THE TASK:
Exact copy, no pictures: set down every entry below as written.

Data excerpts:
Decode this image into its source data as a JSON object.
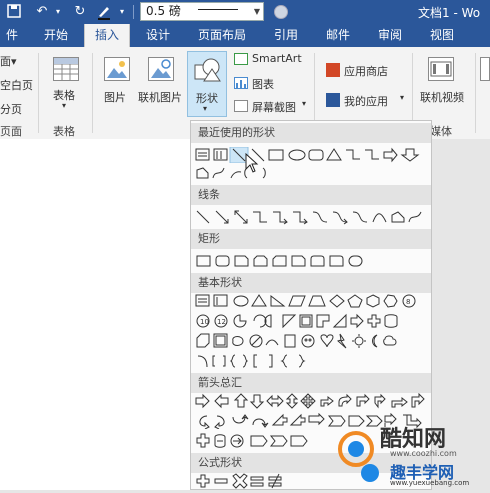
{
  "title_bar": {
    "font_size_value": "0.5 磅",
    "title": "文档1 - Wo"
  },
  "tabs": [
    {
      "label": "件"
    },
    {
      "label": "开始"
    },
    {
      "label": "插入"
    },
    {
      "label": "设计"
    },
    {
      "label": "页面布局"
    },
    {
      "label": "引用"
    },
    {
      "label": "邮件"
    },
    {
      "label": "审阅"
    },
    {
      "label": "视图"
    }
  ],
  "ribbon": {
    "pages_group": {
      "items": [
        "面▾",
        "空白页",
        "分页"
      ],
      "label": "页面"
    },
    "tables_group": {
      "button": "表格",
      "label": "表格"
    },
    "illustrations": {
      "picture": "图片",
      "online_picture": "联机图片",
      "shapes": "形状",
      "smartart": "SmartArt",
      "chart": "图表",
      "screenshot": "屏幕截图"
    },
    "apps": {
      "store": "应用商店",
      "my_apps": "我的应用"
    },
    "media": {
      "online_video": "联机视频",
      "label": "媒体"
    }
  },
  "shapes_panel": {
    "sections": [
      {
        "title": "最近使用的形状"
      },
      {
        "title": "线条"
      },
      {
        "title": "矩形"
      },
      {
        "title": "基本形状"
      },
      {
        "title": "箭头总汇"
      },
      {
        "title": "公式形状"
      }
    ]
  },
  "watermark": {
    "name": "酷知网",
    "url": "www.coozhi.com",
    "sub": "趣丰学网",
    "sub_url": "www.yuexuebang.com"
  },
  "colors": {
    "accent": "#2b579a",
    "ribbon_bg": "#f3f3f3",
    "hover": "#cde6f7",
    "section_bg": "#e3e3e3"
  }
}
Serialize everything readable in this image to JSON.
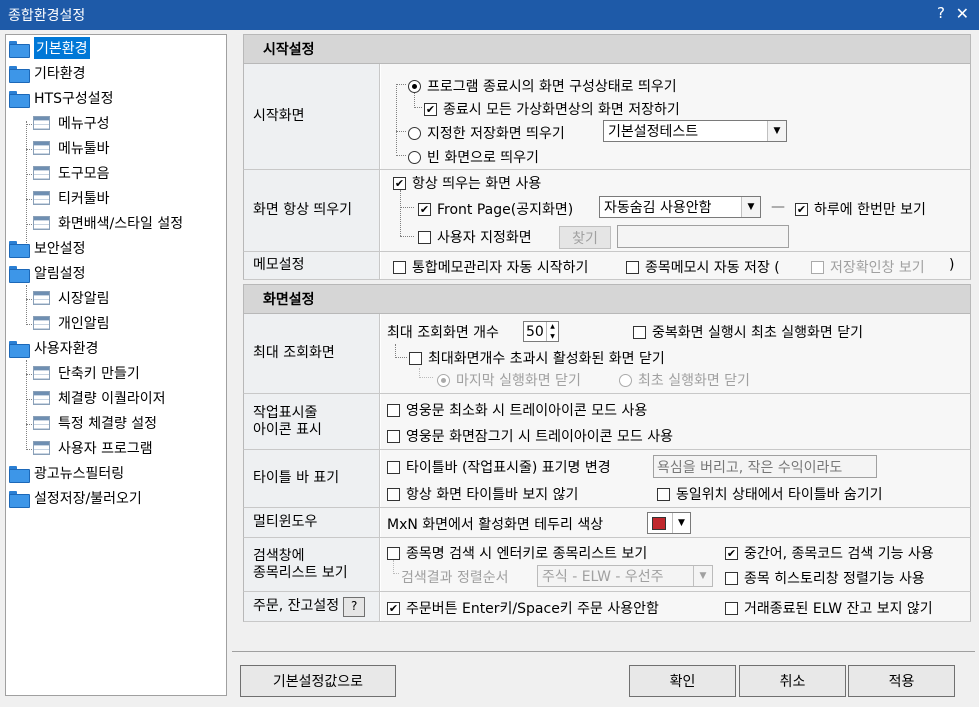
{
  "window": {
    "title": "종합환경설정",
    "help_label": "?",
    "close_label": "✕"
  },
  "tree": {
    "items": [
      {
        "label": "기본환경",
        "icon": "folder-icon"
      },
      {
        "label": "기타환경",
        "icon": "folder-icon"
      },
      {
        "label": "HTS구성설정",
        "icon": "folder-icon"
      },
      {
        "label": "메뉴구성",
        "icon": "page-icon"
      },
      {
        "label": "메뉴툴바",
        "icon": "page-icon"
      },
      {
        "label": "도구모음",
        "icon": "page-icon"
      },
      {
        "label": "티커툴바",
        "icon": "page-icon"
      },
      {
        "label": "화면배색/스타일 설정",
        "icon": "page-icon"
      },
      {
        "label": "보안설정",
        "icon": "folder-icon"
      },
      {
        "label": "알림설정",
        "icon": "folder-icon"
      },
      {
        "label": "시장알림",
        "icon": "page-icon"
      },
      {
        "label": "개인알림",
        "icon": "page-icon"
      },
      {
        "label": "사용자환경",
        "icon": "folder-icon"
      },
      {
        "label": "단축키 만들기",
        "icon": "page-icon"
      },
      {
        "label": "체결량 이퀄라이저",
        "icon": "page-icon"
      },
      {
        "label": "특정 체결량 설정",
        "icon": "page-icon"
      },
      {
        "label": "사용자 프로그램",
        "icon": "page-icon"
      },
      {
        "label": "광고뉴스필터링",
        "icon": "folder-icon"
      },
      {
        "label": "설정저장/불러오기",
        "icon": "folder-icon"
      }
    ],
    "selected": "기본환경"
  },
  "startup": {
    "header": "시작설정",
    "start_screen": {
      "label": "시작화면",
      "opt_restore": "프로그램 종료시의 화면 구성상태로 띄우기",
      "opt_save_all": "종료시 모든 가상화면상의 화면 저장하기",
      "opt_saved": "지정한 저장화면 띄우기",
      "saved_select_value": "기본설정테스트",
      "opt_blank": "빈 화면으로 띄우기"
    },
    "always_screen": {
      "label": "화면 항상 띄우기",
      "always_use": "항상 띄우는 화면 사용",
      "front_page": "Front Page(공지화면)",
      "front_select_value": "자동숨김 사용안함",
      "dash": "—",
      "once_a_day": "하루에 한번만 보기",
      "user_screen": "사용자 지정화면",
      "find_button": "찾기",
      "user_screen_value": ""
    },
    "memo": {
      "label": "메모설정",
      "integrated_memo": "통합메모관리자 자동 시작하기",
      "stock_memo": "종목메모시 자동 저장 (",
      "save_confirm": "저장확인창 보기",
      "close_paren": ")"
    }
  },
  "screen": {
    "header": "화면설정",
    "max_views": {
      "label": "최대 조회화면",
      "count_label": "최대 조회화면 개수",
      "count_value": "50",
      "dup_close": "중복화면 실행시 최초 실행화면 닫기",
      "exceed_close": "최대화면개수 초과시 활성화된 화면 닫기",
      "last_close": "마지막 실행화면 닫기",
      "first_close": "최초 실행화면 닫기"
    },
    "tray": {
      "label_line1": "작업표시줄",
      "label_line2": "아이콘 표시",
      "minimize_tray": "영웅문 최소화 시 트레이아이콘 모드 사용",
      "lock_tray": "영웅문 화면잠그기 시 트레이아이콘 모드 사용"
    },
    "titlebar": {
      "label": "타이틀 바 표기",
      "change_name": "타이틀바 (작업표시줄) 표기명 변경",
      "title_text": "욕심을 버리고, 작은 수익이라도",
      "hide_always": "항상 화면 타이틀바 보지 않기",
      "hide_same": "동일위치 상태에서 타이틀바 숨기기"
    },
    "multiwindow": {
      "label": "멀티윈도우",
      "border_color_label": "MxN 화면에서 활성화면 테두리 색상",
      "border_color": "#c0282d"
    },
    "search": {
      "label_line1": "검색창에",
      "label_line2": "종목리스트 보기",
      "enter_list": "종목명 검색 시 엔터키로 종목리스트 보기",
      "middle_code": "중간어, 종목코드 검색 기능 사용",
      "sort_label": "검색결과 정렬순서",
      "sort_value": "주식 - ELW - 우선주",
      "history_sort": "종목 히스토리창 정렬기능 사용"
    },
    "order": {
      "label": "주문, 잔고설정",
      "help": "?",
      "enter_space": "주문버튼 Enter키/Space키 주문 사용안함",
      "hide_elw": "거래종료된 ELW 잔고 보지 않기"
    }
  },
  "buttons": {
    "defaults": "기본설정값으로",
    "ok": "확인",
    "cancel": "취소",
    "apply": "적용"
  }
}
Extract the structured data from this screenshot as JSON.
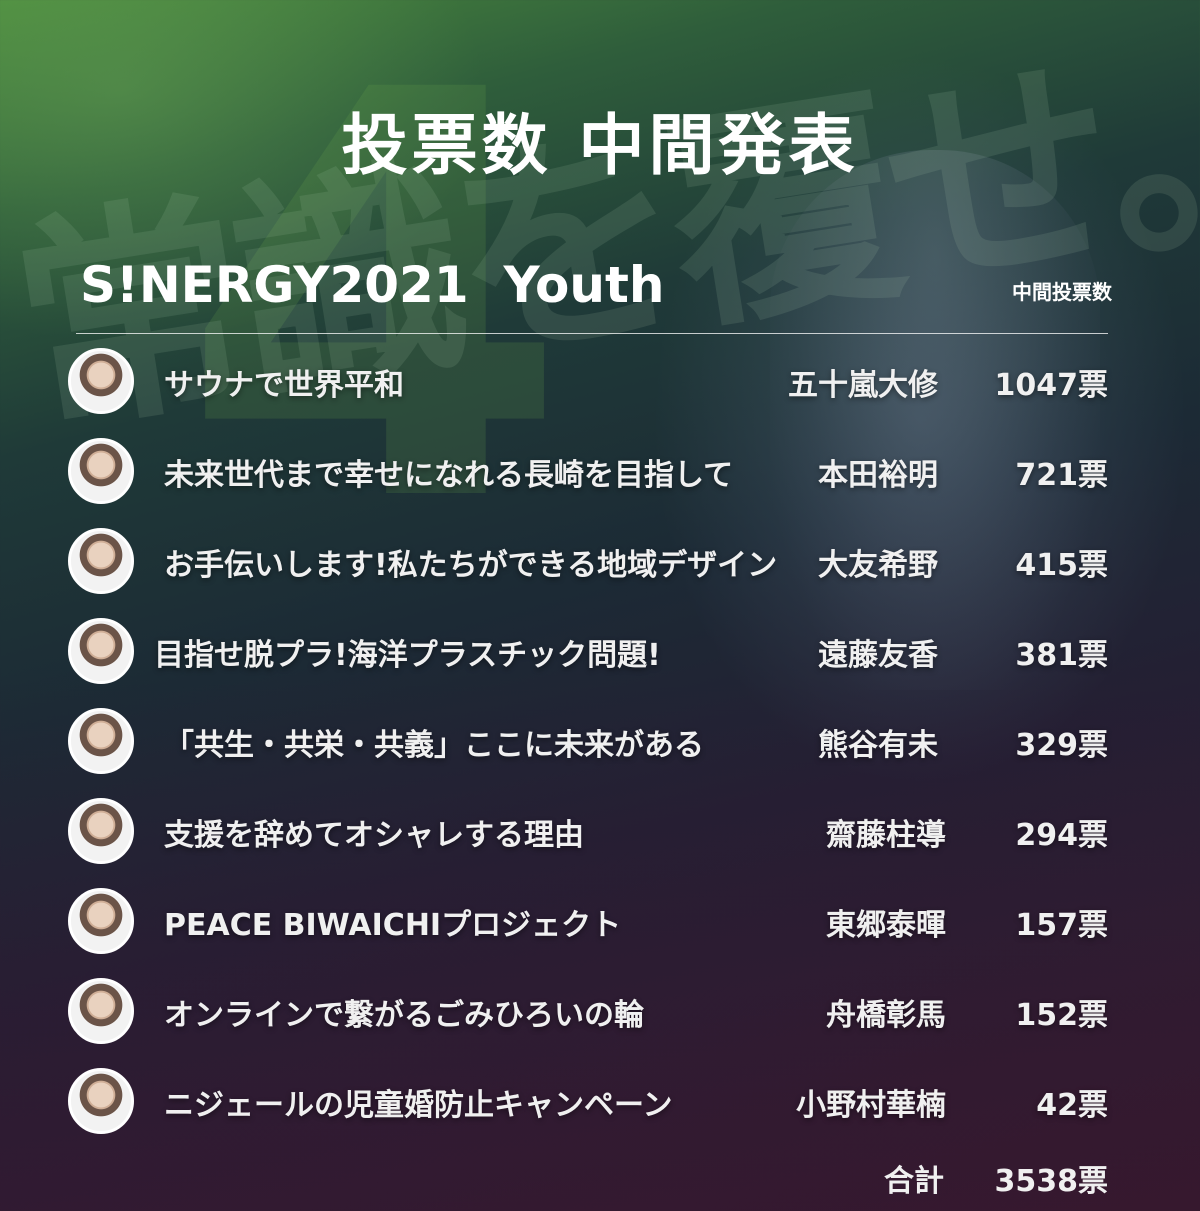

OUTPUT:
Decode this image into its source data as a JSON object.
{
  "title_bar": {
    "font_size_value": "0.5 磅",
    "title": "文档1 - Wo"
  },
  "tabs": [
    {
      "label": "件"
    },
    {
      "label": "开始"
    },
    {
      "label": "插入"
    },
    {
      "label": "设计"
    },
    {
      "label": "页面布局"
    },
    {
      "label": "引用"
    },
    {
      "label": "邮件"
    },
    {
      "label": "审阅"
    },
    {
      "label": "视图"
    }
  ],
  "ribbon": {
    "pages_group": {
      "items": [
        "面▾",
        "空白页",
        "分页"
      ],
      "label": "页面"
    },
    "tables_group": {
      "button": "表格",
      "label": "表格"
    },
    "illustrations": {
      "picture": "图片",
      "online_picture": "联机图片",
      "shapes": "形状",
      "smartart": "SmartArt",
      "chart": "图表",
      "screenshot": "屏幕截图"
    },
    "apps": {
      "store": "应用商店",
      "my_apps": "我的应用"
    },
    "media": {
      "online_video": "联机视频",
      "label": "媒体"
    }
  },
  "shapes_panel": {
    "sections": [
      {
        "title": "最近使用的形状"
      },
      {
        "title": "线条"
      },
      {
        "title": "矩形"
      },
      {
        "title": "基本形状"
      },
      {
        "title": "箭头总汇"
      },
      {
        "title": "公式形状"
      }
    ]
  },
  "watermark": {
    "name": "酷知网",
    "url": "www.coozhi.com",
    "sub": "趣丰学网",
    "sub_url": "www.yuexuebang.com"
  },
  "colors": {
    "accent": "#2b579a",
    "ribbon_bg": "#f3f3f3",
    "hover": "#cde6f7",
    "section_bg": "#e3e3e3"
  }
}
Serialize everything readable in this image to JSON.
{
  "window": {
    "title": "종합환경설정",
    "help_label": "?",
    "close_label": "✕"
  },
  "tree": {
    "items": [
      {
        "label": "기본환경",
        "icon": "folder-icon"
      },
      {
        "label": "기타환경",
        "icon": "folder-icon"
      },
      {
        "label": "HTS구성설정",
        "icon": "folder-icon"
      },
      {
        "label": "메뉴구성",
        "icon": "page-icon"
      },
      {
        "label": "메뉴툴바",
        "icon": "page-icon"
      },
      {
        "label": "도구모음",
        "icon": "page-icon"
      },
      {
        "label": "티커툴바",
        "icon": "page-icon"
      },
      {
        "label": "화면배색/스타일 설정",
        "icon": "page-icon"
      },
      {
        "label": "보안설정",
        "icon": "folder-icon"
      },
      {
        "label": "알림설정",
        "icon": "folder-icon"
      },
      {
        "label": "시장알림",
        "icon": "page-icon"
      },
      {
        "label": "개인알림",
        "icon": "page-icon"
      },
      {
        "label": "사용자환경",
        "icon": "folder-icon"
      },
      {
        "label": "단축키 만들기",
        "icon": "page-icon"
      },
      {
        "label": "체결량 이퀄라이저",
        "icon": "page-icon"
      },
      {
        "label": "특정 체결량 설정",
        "icon": "page-icon"
      },
      {
        "label": "사용자 프로그램",
        "icon": "page-icon"
      },
      {
        "label": "광고뉴스필터링",
        "icon": "folder-icon"
      },
      {
        "label": "설정저장/불러오기",
        "icon": "folder-icon"
      }
    ],
    "selected": "기본환경"
  },
  "startup": {
    "header": "시작설정",
    "start_screen": {
      "label": "시작화면",
      "opt_restore": "프로그램 종료시의 화면 구성상태로 띄우기",
      "opt_save_all": "종료시 모든 가상화면상의 화면 저장하기",
      "opt_saved": "지정한 저장화면 띄우기",
      "saved_select_value": "기본설정테스트",
      "opt_blank": "빈 화면으로 띄우기"
    },
    "always_screen": {
      "label": "화면 항상 띄우기",
      "always_use": "항상 띄우는 화면 사용",
      "front_page": "Front Page(공지화면)",
      "front_select_value": "자동숨김 사용안함",
      "dash": "—",
      "once_a_day": "하루에 한번만 보기",
      "user_screen": "사용자 지정화면",
      "find_button": "찾기",
      "user_screen_value": ""
    },
    "memo": {
      "label": "메모설정",
      "integrated_memo": "통합메모관리자 자동 시작하기",
      "stock_memo": "종목메모시 자동 저장 (",
      "save_confirm": "저장확인창 보기",
      "close_paren": ")"
    }
  },
  "screen": {
    "header": "화면설정",
    "max_views": {
      "label": "최대 조회화면",
      "count_label": "최대 조회화면 개수",
      "count_value": "50",
      "dup_close": "중복화면 실행시 최초 실행화면 닫기",
      "exceed_close": "최대화면개수 초과시 활성화된 화면 닫기",
      "last_close": "마지막 실행화면 닫기",
      "first_close": "최초 실행화면 닫기"
    },
    "tray": {
      "label_line1": "작업표시줄",
      "label_line2": "아이콘 표시",
      "minimize_tray": "영웅문 최소화 시 트레이아이콘 모드 사용",
      "lock_tray": "영웅문 화면잠그기 시 트레이아이콘 모드 사용"
    },
    "titlebar": {
      "label": "타이틀 바 표기",
      "change_name": "타이틀바 (작업표시줄) 표기명 변경",
      "title_text": "욕심을 버리고, 작은 수익이라도",
      "hide_always": "항상 화면 타이틀바 보지 않기",
      "hide_same": "동일위치 상태에서 타이틀바 숨기기"
    },
    "multiwindow": {
      "label": "멀티윈도우",
      "border_color_label": "MxN 화면에서 활성화면 테두리 색상",
      "border_color": "#c0282d"
    },
    "search": {
      "label_line1": "검색창에",
      "label_line2": "종목리스트 보기",
      "enter_list": "종목명 검색 시 엔터키로 종목리스트 보기",
      "middle_code": "중간어, 종목코드 검색 기능 사용",
      "sort_label": "검색결과 정렬순서",
      "sort_value": "주식 - ELW - 우선주",
      "history_sort": "종목 히스토리창 정렬기능 사용"
    },
    "order": {
      "label": "주문, 잔고설정",
      "help": "?",
      "enter_space": "주문버튼 Enter키/Space키 주문 사용안함",
      "hide_elw": "거래종료된 ELW 잔고 보지 않기"
    }
  },
  "buttons": {
    "defaults": "기본설정값으로",
    "ok": "확인",
    "cancel": "취소",
    "apply": "적용"
  }
}
Extract the structured data from this screenshot as JSON.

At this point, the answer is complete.